(Stored records)
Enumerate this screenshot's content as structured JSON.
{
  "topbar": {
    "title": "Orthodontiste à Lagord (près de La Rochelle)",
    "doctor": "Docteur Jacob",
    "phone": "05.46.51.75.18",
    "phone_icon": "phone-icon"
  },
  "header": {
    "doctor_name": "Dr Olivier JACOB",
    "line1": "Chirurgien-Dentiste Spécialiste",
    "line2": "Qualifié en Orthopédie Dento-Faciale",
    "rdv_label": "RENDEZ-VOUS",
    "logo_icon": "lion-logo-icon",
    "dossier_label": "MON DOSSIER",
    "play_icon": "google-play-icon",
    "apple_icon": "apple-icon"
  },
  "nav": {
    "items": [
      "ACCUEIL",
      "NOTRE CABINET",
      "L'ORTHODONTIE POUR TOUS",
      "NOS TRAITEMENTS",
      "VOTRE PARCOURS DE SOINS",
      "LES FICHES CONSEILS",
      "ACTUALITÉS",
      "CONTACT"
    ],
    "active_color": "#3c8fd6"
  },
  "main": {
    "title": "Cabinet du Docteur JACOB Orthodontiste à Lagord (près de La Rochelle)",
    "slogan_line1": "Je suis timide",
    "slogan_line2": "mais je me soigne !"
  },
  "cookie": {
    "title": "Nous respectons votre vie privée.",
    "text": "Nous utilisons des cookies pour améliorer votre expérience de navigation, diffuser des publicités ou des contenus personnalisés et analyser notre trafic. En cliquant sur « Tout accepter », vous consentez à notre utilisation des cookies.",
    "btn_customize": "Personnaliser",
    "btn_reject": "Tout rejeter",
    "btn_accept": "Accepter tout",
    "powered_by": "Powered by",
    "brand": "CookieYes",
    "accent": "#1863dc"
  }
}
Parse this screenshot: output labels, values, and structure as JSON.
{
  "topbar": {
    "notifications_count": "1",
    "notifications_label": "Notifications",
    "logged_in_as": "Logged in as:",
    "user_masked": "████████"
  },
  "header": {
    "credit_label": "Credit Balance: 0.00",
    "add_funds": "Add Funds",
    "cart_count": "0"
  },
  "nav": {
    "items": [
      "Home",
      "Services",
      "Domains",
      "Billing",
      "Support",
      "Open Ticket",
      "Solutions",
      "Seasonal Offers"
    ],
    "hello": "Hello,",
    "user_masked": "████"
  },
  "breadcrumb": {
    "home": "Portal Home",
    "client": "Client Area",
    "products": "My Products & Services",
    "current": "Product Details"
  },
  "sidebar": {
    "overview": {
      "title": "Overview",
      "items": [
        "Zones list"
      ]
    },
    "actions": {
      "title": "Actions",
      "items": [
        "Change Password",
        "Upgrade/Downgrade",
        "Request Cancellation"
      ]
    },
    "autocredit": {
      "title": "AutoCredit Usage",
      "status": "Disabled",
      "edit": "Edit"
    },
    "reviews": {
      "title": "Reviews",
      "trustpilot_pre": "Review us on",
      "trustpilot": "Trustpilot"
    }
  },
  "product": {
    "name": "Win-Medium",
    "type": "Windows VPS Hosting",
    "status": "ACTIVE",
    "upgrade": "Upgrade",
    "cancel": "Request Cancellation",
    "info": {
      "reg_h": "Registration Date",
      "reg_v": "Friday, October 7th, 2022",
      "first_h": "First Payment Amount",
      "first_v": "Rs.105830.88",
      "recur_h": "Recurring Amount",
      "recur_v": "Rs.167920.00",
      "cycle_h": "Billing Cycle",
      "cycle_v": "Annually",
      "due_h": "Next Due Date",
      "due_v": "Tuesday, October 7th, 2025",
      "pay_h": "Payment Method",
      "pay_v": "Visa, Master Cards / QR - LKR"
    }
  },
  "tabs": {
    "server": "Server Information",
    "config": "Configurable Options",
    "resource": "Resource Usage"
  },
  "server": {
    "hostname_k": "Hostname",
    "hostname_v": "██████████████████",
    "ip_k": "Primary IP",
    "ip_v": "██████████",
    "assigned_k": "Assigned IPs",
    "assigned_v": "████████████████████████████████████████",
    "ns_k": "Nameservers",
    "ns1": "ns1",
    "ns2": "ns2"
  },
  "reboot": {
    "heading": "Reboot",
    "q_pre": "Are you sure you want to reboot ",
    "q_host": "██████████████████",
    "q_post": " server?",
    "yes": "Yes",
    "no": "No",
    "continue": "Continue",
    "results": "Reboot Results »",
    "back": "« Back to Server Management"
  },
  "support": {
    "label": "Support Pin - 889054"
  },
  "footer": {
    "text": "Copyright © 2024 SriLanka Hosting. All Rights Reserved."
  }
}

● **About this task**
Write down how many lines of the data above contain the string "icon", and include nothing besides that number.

● **Answer to this problem**
4